=== WHAT YOU ARE ASKED TO DO ===
Lines below containing the word "title" should be copied out.
═══ DATA SECTION ═══
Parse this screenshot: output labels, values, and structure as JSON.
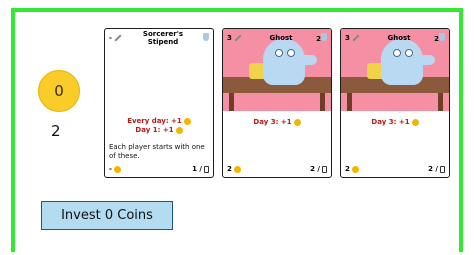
{
  "coin_display": {
    "value": "0"
  },
  "player_count": "2",
  "cards": [
    {
      "title": "Sorcerer's Stipend",
      "cost": "-",
      "red_line_1": "Every day: +1",
      "red_line_2": "Day 1: +1",
      "description": "Each player starts with one of these.",
      "footer_left": "-",
      "footer_right": "1 /"
    },
    {
      "title": "Ghost",
      "cost": "3",
      "cost_gem": "2",
      "red_line_1": "Day 3: +1",
      "footer_left": "2",
      "footer_right": "2 /"
    },
    {
      "title": "Ghost",
      "cost": "3",
      "cost_gem": "2",
      "red_line_1": "Day 3: +1",
      "footer_left": "2",
      "footer_right": "2 /"
    }
  ],
  "invest_button": {
    "label": "Invest 0 Coins"
  },
  "colors": {
    "frame": "#33e833",
    "coin": "#f9cc2a",
    "button_bg": "#b3dcf0",
    "button_border": "#20558f",
    "red_text": "#b31b1b"
  },
  "icons": [
    "coin-icon",
    "wand-icon",
    "gem-icon",
    "bottle-icon",
    "ghost-art"
  ]
}
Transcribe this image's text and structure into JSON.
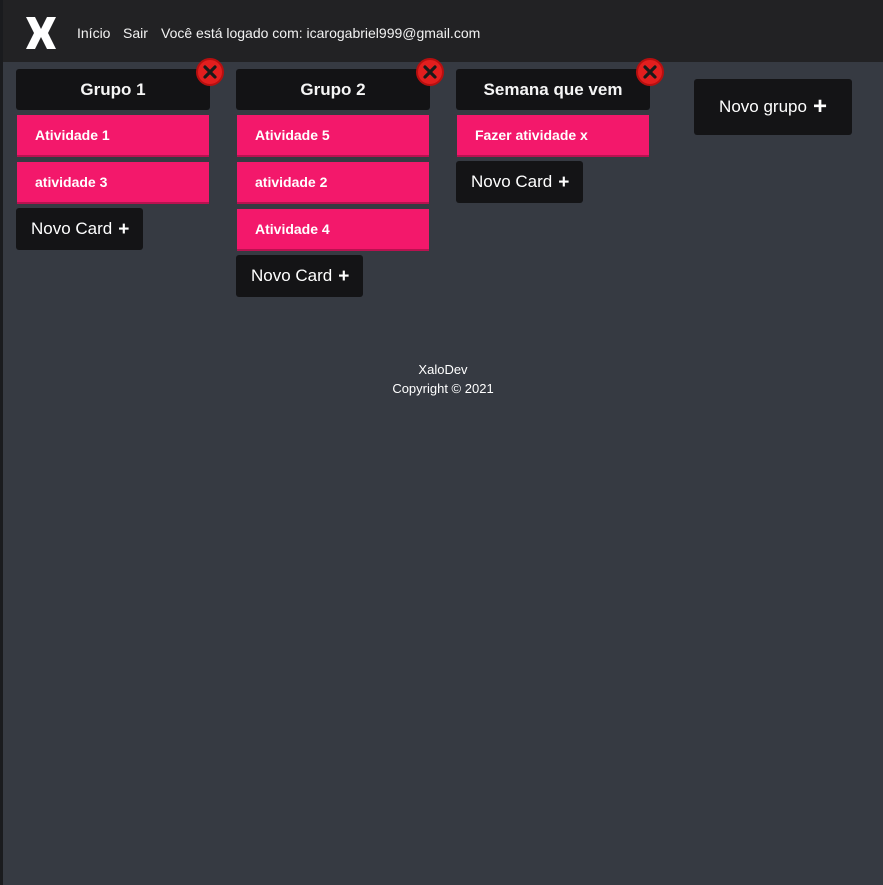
{
  "navbar": {
    "home_label": "Início",
    "logout_label": "Sair",
    "user_text": "Você está logado com: icarogabriel999@gmail.com"
  },
  "groups": [
    {
      "title": "Grupo 1",
      "cards": [
        "Atividade 1",
        "atividade 3"
      ],
      "new_card_label": "Novo Card"
    },
    {
      "title": "Grupo 2",
      "cards": [
        "Atividade 5",
        "atividade 2",
        "Atividade 4"
      ],
      "new_card_label": "Novo Card"
    },
    {
      "title": "Semana que vem",
      "cards": [
        "Fazer atividade x"
      ],
      "new_card_label": "Novo Card"
    }
  ],
  "new_group_label": "Novo grupo",
  "footer": {
    "brand": "XaloDev",
    "copyright": "Copyright © 2021"
  },
  "colors": {
    "background": "#363a42",
    "navbar": "#222224",
    "card": "#f3186b",
    "delete": "#e21e1e",
    "button": "#141416"
  }
}
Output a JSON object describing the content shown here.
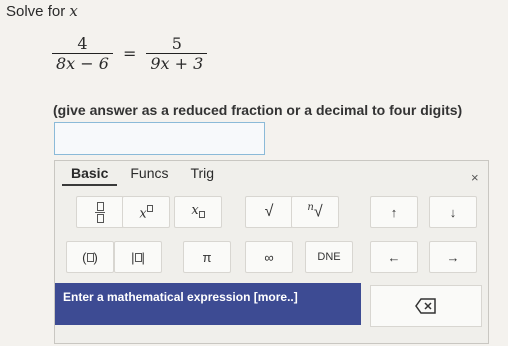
{
  "question": {
    "prompt_prefix": "Solve for",
    "variable": "x",
    "eq_left_num": "4",
    "eq_left_den": "8x − 6",
    "equals": "=",
    "eq_right_num": "5",
    "eq_right_den": "9x + 3",
    "instruction": "(give answer as a reduced fraction or a decimal to four digits)"
  },
  "answer_input": {
    "value": ""
  },
  "keypad": {
    "tabs": [
      "Basic",
      "Funcs",
      "Trig"
    ],
    "active_tab": "Basic",
    "close_label": "×",
    "keys_row1": [
      "fraction",
      "power",
      "subscript",
      "sqrt",
      "nth-root",
      "up-arrow",
      "down-arrow"
    ],
    "keys_row2": [
      "parentheses",
      "abs",
      "π",
      "∞",
      "DNE",
      "left-arrow",
      "right-arrow"
    ],
    "pi_label": "π",
    "infinity_label": "∞",
    "dne_label": "DNE",
    "up_label": "↑",
    "down_label": "↓",
    "left_label": "←",
    "right_label": "→",
    "sqrt_label": "√",
    "x_label": "x",
    "n_label": "n",
    "expression_prompt": "Enter a mathematical expression [more..]"
  },
  "colors": {
    "accent": "#3d4b93",
    "input_border": "#8bbad8"
  }
}
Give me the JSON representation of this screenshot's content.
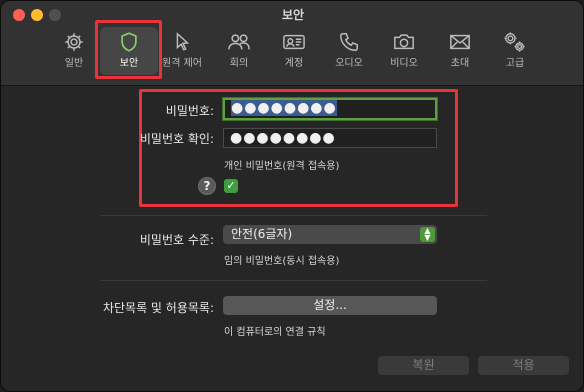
{
  "window": {
    "title": "보안"
  },
  "tabs": [
    {
      "id": "general",
      "label": "일반",
      "icon": "gear-icon"
    },
    {
      "id": "security",
      "label": "보안",
      "icon": "shield-icon",
      "active": true
    },
    {
      "id": "remote",
      "label": "원격 제어",
      "icon": "pointer-icon"
    },
    {
      "id": "meeting",
      "label": "회의",
      "icon": "people-icon"
    },
    {
      "id": "account",
      "label": "계정",
      "icon": "id-card-icon"
    },
    {
      "id": "audio",
      "label": "오디오",
      "icon": "phone-icon"
    },
    {
      "id": "video",
      "label": "비디오",
      "icon": "camera-icon"
    },
    {
      "id": "invite",
      "label": "초대",
      "icon": "envelope-icon"
    },
    {
      "id": "advanced",
      "label": "고급",
      "icon": "gears-icon"
    }
  ],
  "password": {
    "label": "비밀번호:",
    "value": "●●●●●●●●",
    "confirm_label": "비밀번호 확인:",
    "confirm_value": "●●●●●●●●",
    "hint": "개인 비밀번호(원격 접속용)",
    "help_glyph": "?",
    "check_glyph": "✓"
  },
  "level": {
    "label": "비밀번호 수준:",
    "selected": "안전(6글자)",
    "hint": "임의 비밀번호(동시 접속용)"
  },
  "blocklist": {
    "label": "차단목록 및 허용목록:",
    "button": "설정...",
    "hint": "이 컴퓨터로의 연결 규칙"
  },
  "footer": {
    "revert": "복원",
    "apply": "적용"
  },
  "colors": {
    "accent": "#5da143",
    "highlight": "#e7333a"
  }
}
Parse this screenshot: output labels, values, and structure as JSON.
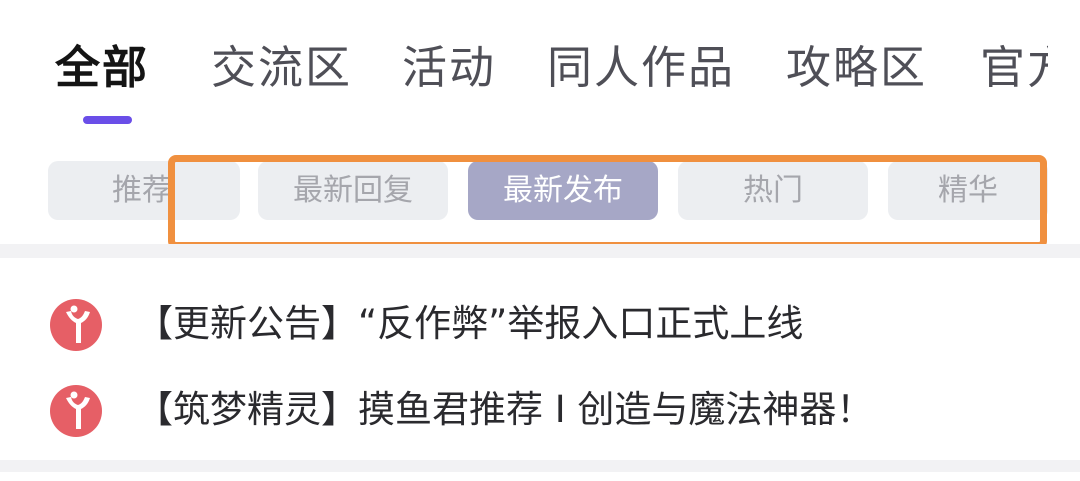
{
  "tabs": [
    {
      "label": "全部",
      "active": true
    },
    {
      "label": "交流区",
      "active": false
    },
    {
      "label": "活动",
      "active": false
    },
    {
      "label": "同人作品",
      "active": false
    },
    {
      "label": "攻略区",
      "active": false
    },
    {
      "label": "官方",
      "active": false
    }
  ],
  "sort_chips": [
    {
      "label": "推荐",
      "active": false
    },
    {
      "label": "最新回复",
      "active": false
    },
    {
      "label": "最新发布",
      "active": true
    },
    {
      "label": "热门",
      "active": false
    },
    {
      "label": "精华",
      "active": false
    }
  ],
  "pinned_posts": [
    {
      "title": "【更新公告】“反作弊”举报入口正式上线",
      "icon": "pin-icon"
    },
    {
      "title": "【筑梦精灵】摸鱼君推荐 I 创造与魔法神器！",
      "icon": "pin-icon"
    }
  ],
  "colors": {
    "accent": "#6a4ee8",
    "chip_active": "#a6a7c6",
    "highlight": "#f0903f",
    "pin_icon": "#e65f66"
  }
}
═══
=== EXPECTED OUTPUT ===
      "title": "Sorcerer's Stipend",
      "title": "Ghost",
      "title": "Ghost",
      "title": "Grupo 1",
      "title": "Grupo 2",
      "title": "Semana que vem",
    "title": "보안"
      "title": "【更新公告】“反作弊”举报入口正式上线",
      "title": "【筑梦精灵】摸鱼君推荐 I 创造与魔法神器！",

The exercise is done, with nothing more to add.